Duffy on mission to sort out illegal payments dilemma
TACKLING the controversial issue of illegal payments to managers is back on the agenda and -- this time -- the GAA authorities are insisting that it's going to be sorted out.
But the question is how? What will be different this time? Tracking down the payments is just like trying to catch an eel with soapy hands in the dark. What's more, the eel has been tipped off that the hapless pursuer is approaching.
It's nearly 20 years since rumblings of illegal payments to managers first emerged, but various attempts to deal with the growing trend has yielded nothing. As far back as 1993, a special committee was set up to investigate it, but didn't make much progress.
They recommended the establishment of an audit committee with the power to investigate club or county accounts; supporters' clubs and fundraisers for county teams to come under the control of county boards; unofficial fundraising groups to be discontinued; counties to receive approval from Croke Park for the terms of appointment of managers.
It all sounded very impressive -- but it produced very little. The key recommendation that county board and club accounts be inspected by an audit committee was fine in theory but, at a practical level, proved useless.
If counties or clubs were paying managers illegally, it was hardly going to appear on the books, so even if they were investigated by a battalion of top accountants, their figures would come up cleaner than an Anglo Irish Bank audit during the boom years.
Finding hard evidence of illegal payments still remains an issue.

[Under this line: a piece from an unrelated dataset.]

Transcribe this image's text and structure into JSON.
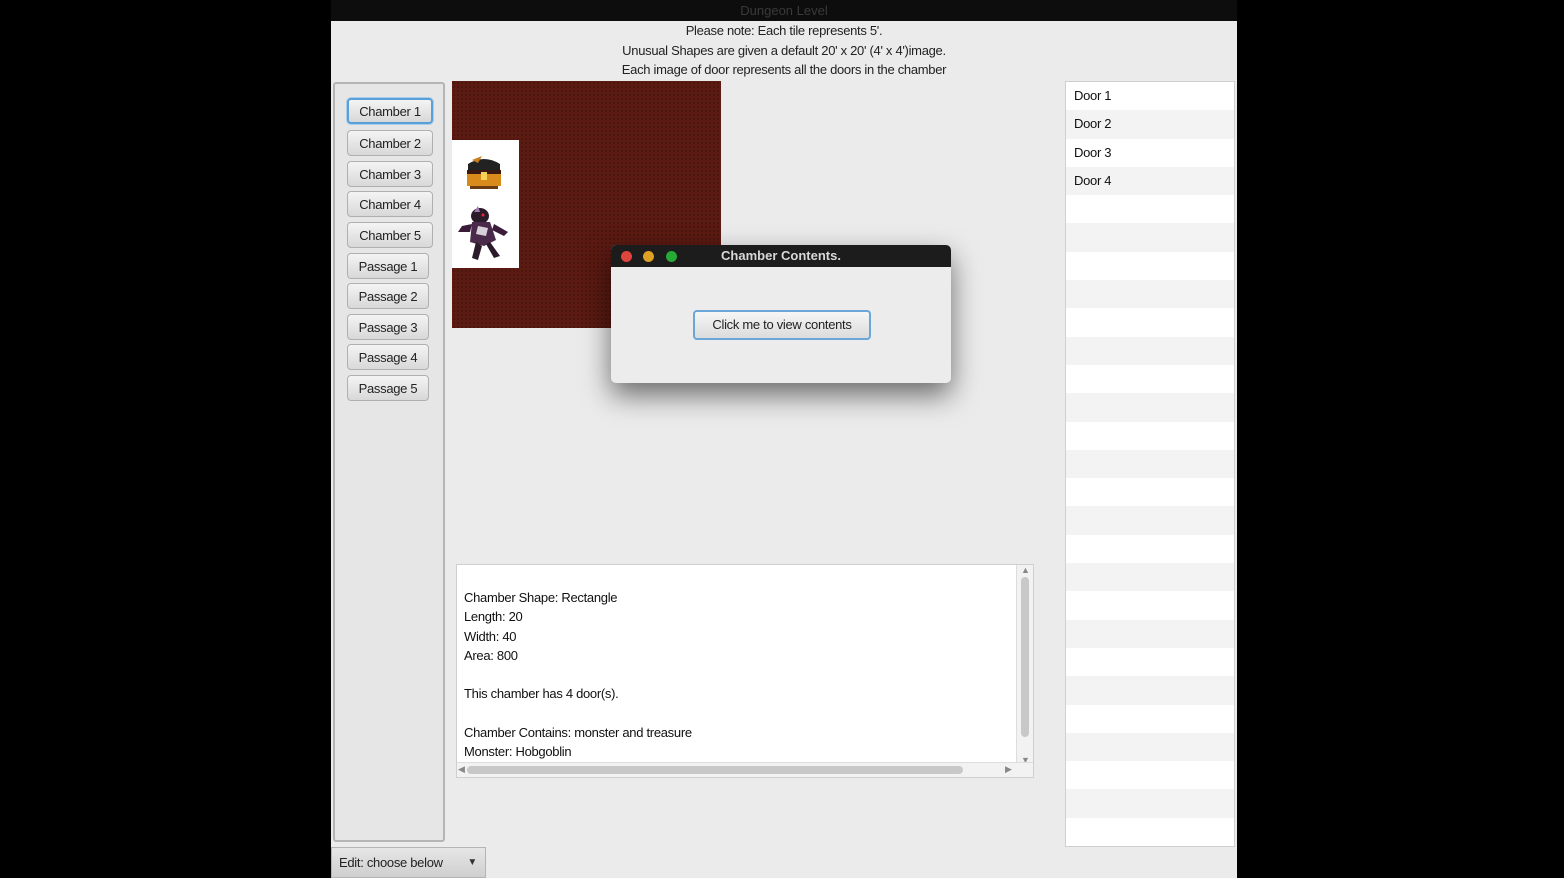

It's easy to keep them off the balance sheet, leaving investigators deep in frustration. Then again, maybe there are alternative means of solving the problem.
Former GAA director general Liam Mulvihill suggested in 1998 that a limited form of payment to inter-county managers might be appropriate.

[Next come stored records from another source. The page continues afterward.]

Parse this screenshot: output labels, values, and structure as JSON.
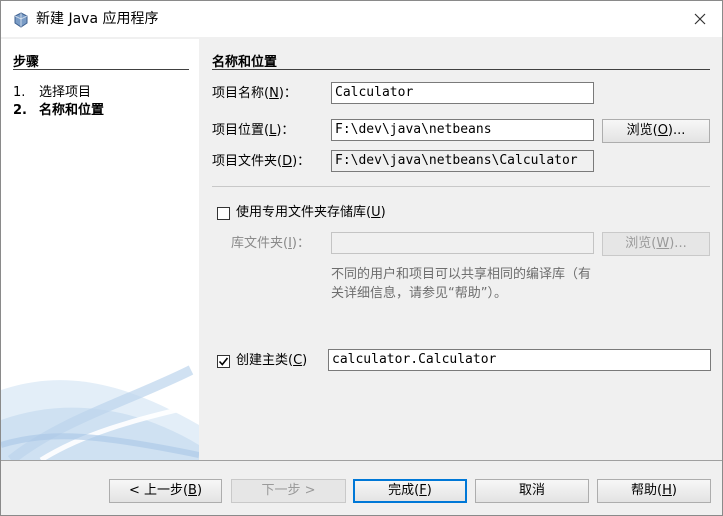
{
  "window": {
    "title": "新建 Java 应用程序",
    "title_icon": "java-cup-icon",
    "close_icon": "close-icon"
  },
  "steps": {
    "title": "步骤",
    "items": [
      {
        "num": "1.",
        "label": "选择项目",
        "active": false
      },
      {
        "num": "2.",
        "label": "名称和位置",
        "active": true
      }
    ]
  },
  "form": {
    "section_title": "名称和位置",
    "project_name": {
      "label_pre": "项目名称(",
      "mnemonic": "N",
      "label_post": ")：",
      "value": "Calculator"
    },
    "project_location": {
      "label_pre": "项目位置(",
      "mnemonic": "L",
      "label_post": ")：",
      "value": "F:\\dev\\java\\netbeans",
      "browse_pre": "浏览(",
      "browse_mnemonic": "O",
      "browse_post": ")..."
    },
    "project_folder": {
      "label_pre": "项目文件夹(",
      "mnemonic": "D",
      "label_post": ")：",
      "value": "F:\\dev\\java\\netbeans\\Calculator"
    },
    "shared_libs": {
      "label_pre": "使用专用文件夹存储库(",
      "mnemonic": "U",
      "label_post": ")",
      "checked": false,
      "folder_label_pre": "库文件夹(",
      "folder_mnemonic": "I",
      "folder_label_post": ")：",
      "folder_value": "",
      "browse_pre": "浏览(",
      "browse_mnemonic": "W",
      "browse_post": ")...",
      "help_text": "不同的用户和项目可以共享相同的编译库（有关详细信息，请参见“帮助”）。"
    },
    "main_class": {
      "label_pre": "创建主类(",
      "mnemonic": "C",
      "label_post": ")",
      "checked": true,
      "value": "calculator.Calculator"
    }
  },
  "buttons": {
    "back": {
      "pre": "< 上一步(",
      "mnemonic": "B",
      "post": ")"
    },
    "next": {
      "pre": "下一步 >",
      "mnemonic": "",
      "post": ""
    },
    "finish": {
      "pre": "完成(",
      "mnemonic": "F",
      "post": ")"
    },
    "cancel": {
      "pre": "取消",
      "mnemonic": "",
      "post": ""
    },
    "help": {
      "pre": "帮助(",
      "mnemonic": "H",
      "post": ")"
    }
  },
  "colors": {
    "accent": "#0078d7",
    "disabled_text": "#8a8a8a"
  }
}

"There have been persistent rumours about payments to coaches at club and county level. Unfortunately, no proof has been forthcoming," he wrote in his annual report. "While I agree that team managers (coaches) should remain amateur (and that the regulations should be strictly enforced, there is a strong case to be made for paying county team managers an allowance for all the preparatory work necessary for coaching a team in the modern era."
Coming from the director general, it might have been expected to provoke some discussion at Congress but it didn't. Clearly, it wasn't seen as a solution at that time. A dozen years on, it may get a more favourable reaction if it features on the proposals which are to be put forward in the autumn.

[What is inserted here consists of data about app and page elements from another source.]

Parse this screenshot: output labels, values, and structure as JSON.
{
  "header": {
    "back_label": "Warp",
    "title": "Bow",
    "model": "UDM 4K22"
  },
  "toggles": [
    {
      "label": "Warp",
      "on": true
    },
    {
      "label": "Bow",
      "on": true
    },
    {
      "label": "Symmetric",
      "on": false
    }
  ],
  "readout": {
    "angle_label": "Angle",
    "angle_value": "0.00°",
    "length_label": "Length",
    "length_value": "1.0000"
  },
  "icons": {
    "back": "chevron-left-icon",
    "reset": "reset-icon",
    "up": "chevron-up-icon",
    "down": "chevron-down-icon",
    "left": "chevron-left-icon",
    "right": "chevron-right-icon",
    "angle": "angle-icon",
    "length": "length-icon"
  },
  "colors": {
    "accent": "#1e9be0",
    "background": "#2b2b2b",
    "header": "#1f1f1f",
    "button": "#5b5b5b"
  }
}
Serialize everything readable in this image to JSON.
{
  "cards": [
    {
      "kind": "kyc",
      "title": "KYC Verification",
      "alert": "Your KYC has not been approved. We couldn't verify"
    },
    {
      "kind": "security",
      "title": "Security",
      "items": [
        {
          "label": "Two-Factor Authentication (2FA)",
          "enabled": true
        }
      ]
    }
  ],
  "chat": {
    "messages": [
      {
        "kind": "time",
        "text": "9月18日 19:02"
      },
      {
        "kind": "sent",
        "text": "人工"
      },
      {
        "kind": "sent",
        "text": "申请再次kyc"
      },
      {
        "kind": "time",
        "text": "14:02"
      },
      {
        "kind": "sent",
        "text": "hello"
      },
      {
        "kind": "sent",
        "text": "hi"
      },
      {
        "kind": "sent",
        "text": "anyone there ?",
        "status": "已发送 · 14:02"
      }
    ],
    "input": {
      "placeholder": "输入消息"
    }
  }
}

Illegal payments to managers became such a wearying issue over the years, that it tended to fall under the 'things to do, but not now' heading.
But Paraic Duffy has made it one of the priorities of his tenure as director general and is determined to put structures in place which satisfy the GAA's rules on amateurism, while also tacking account of the changing dynamic within the Association.
"Over the past 10 years, the need to address this issue has been raised without ever resulting in an effective response," said Duffy. "The option of implementing a strictly amateur code demands that clubs and counties be prepared to accept it and be willing to impose penalties on those who breach the rule.
"That is not happening. In fairness, many officials at all levels of the Association would like to address the issue, but there is absolutely no consensus as to the best way forward."
A review of the amateur status rule would need to deal with much broader issues than payments to managers.
The rule states that it's an offence for GAA members to "accept payment in cash or in kind in conjunction with the playing of Gaelic Games."
Inter-county players are hired on virtually a daily basis to promote a product which is linked with the opportunity for interview by the media.
Players are paid handsomely for the appearances which have resulted from their association with hurling and football. In strict terms, it could be argued they are in violation of the rules on amateurism.
Nobody wants players to lose out on the perks which arise from their recognition as GAA stars, so amending the rule on amateurism has to take account of the changed times.
A review of the entire rule is likely to be on the agenda later in the year, although it won't deviate very much from the core principle that the GAA is an amateur organisation.
But how that can be woven into the recommendations which Duffy puts forward remains to be seen, but he is certainly determined to address the payments to managers issue in a manner which moves it out of the shadows and sets parameters for the future.